Using the listing below, return every line that includes "true".

■ **Data provided**:
* * * *

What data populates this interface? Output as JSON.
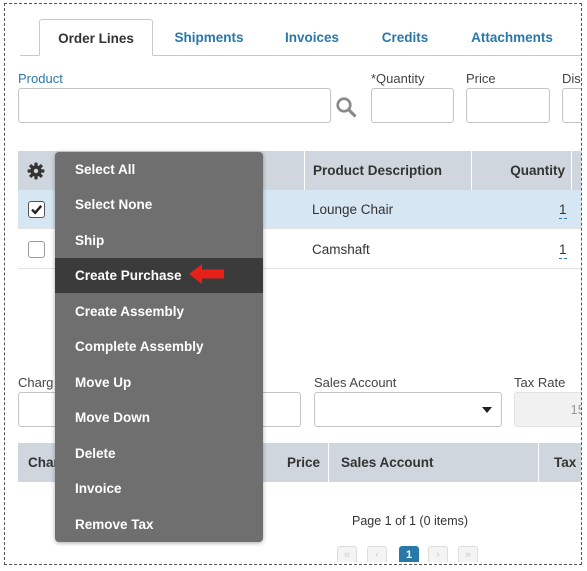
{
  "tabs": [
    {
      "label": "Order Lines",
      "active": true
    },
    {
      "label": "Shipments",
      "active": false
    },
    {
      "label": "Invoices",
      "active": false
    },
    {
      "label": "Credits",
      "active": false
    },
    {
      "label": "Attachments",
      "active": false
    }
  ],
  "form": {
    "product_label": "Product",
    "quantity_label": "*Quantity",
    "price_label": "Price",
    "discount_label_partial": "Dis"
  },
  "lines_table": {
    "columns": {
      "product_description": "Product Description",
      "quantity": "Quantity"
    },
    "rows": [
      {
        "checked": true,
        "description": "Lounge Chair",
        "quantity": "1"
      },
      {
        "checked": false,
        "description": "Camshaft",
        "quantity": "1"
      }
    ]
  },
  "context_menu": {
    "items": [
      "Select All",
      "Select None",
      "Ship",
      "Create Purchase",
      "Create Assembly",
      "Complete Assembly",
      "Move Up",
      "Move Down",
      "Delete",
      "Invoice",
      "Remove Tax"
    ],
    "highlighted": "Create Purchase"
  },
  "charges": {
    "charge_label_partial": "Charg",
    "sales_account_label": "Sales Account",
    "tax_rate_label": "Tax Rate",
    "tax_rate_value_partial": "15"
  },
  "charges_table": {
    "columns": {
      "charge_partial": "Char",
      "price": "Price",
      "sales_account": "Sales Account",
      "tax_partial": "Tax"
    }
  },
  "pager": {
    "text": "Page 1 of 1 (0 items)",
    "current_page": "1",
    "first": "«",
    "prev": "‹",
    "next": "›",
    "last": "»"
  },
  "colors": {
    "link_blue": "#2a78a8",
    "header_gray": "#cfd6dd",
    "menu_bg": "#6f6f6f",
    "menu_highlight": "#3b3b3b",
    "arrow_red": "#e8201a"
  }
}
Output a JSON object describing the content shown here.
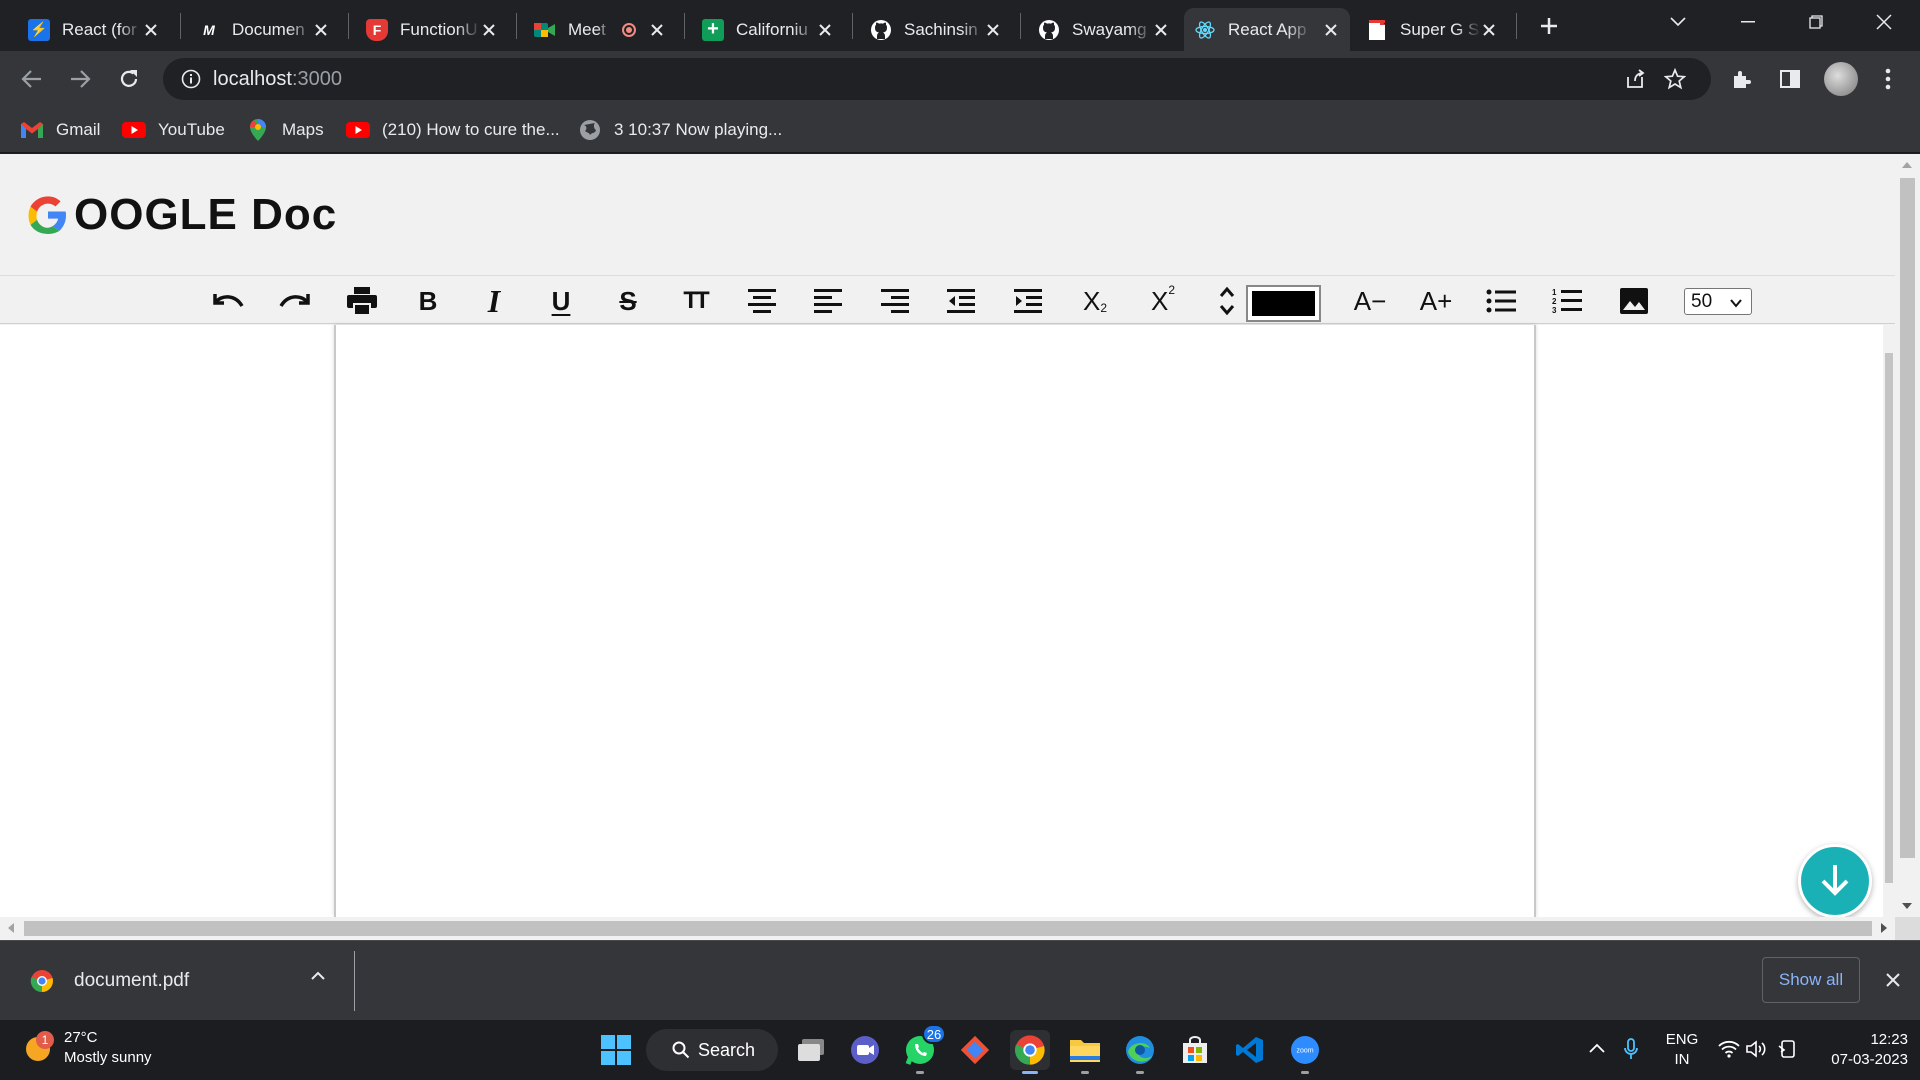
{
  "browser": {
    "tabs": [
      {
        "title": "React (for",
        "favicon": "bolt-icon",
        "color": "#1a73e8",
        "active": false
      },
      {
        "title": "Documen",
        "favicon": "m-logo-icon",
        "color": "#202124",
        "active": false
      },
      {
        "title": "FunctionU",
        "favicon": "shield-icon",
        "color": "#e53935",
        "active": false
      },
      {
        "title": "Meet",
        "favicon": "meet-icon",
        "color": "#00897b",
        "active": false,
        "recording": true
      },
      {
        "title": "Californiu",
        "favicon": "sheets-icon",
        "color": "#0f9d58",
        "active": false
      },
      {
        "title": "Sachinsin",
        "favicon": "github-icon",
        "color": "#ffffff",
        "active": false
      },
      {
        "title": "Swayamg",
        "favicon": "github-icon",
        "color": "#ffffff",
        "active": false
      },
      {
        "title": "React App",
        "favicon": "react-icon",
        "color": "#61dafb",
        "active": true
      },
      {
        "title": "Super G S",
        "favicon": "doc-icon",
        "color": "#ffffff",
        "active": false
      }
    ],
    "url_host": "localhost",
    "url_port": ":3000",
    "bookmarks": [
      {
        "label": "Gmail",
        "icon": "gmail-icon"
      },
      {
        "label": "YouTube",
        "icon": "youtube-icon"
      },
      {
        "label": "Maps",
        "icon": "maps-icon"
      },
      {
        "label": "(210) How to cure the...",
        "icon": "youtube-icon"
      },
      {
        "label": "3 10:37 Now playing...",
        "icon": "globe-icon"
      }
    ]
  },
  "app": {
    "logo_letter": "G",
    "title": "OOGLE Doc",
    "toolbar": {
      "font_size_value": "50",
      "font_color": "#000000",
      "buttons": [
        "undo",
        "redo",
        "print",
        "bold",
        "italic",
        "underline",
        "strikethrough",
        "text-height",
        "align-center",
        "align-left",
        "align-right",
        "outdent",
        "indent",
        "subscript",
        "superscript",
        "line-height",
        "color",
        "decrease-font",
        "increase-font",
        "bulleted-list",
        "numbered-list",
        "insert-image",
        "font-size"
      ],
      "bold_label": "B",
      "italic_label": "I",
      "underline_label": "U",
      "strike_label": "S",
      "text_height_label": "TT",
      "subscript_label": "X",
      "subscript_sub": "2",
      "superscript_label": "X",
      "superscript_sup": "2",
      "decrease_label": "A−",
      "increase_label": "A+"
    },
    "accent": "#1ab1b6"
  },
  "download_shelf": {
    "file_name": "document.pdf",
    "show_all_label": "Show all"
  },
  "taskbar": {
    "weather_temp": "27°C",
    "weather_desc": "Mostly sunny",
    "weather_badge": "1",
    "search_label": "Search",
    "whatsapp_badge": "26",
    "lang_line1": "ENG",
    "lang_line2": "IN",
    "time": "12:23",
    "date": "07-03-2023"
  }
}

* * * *

■ **Written solution**:
      "active": true
        "checked": true,
        "recording": true
        "active": true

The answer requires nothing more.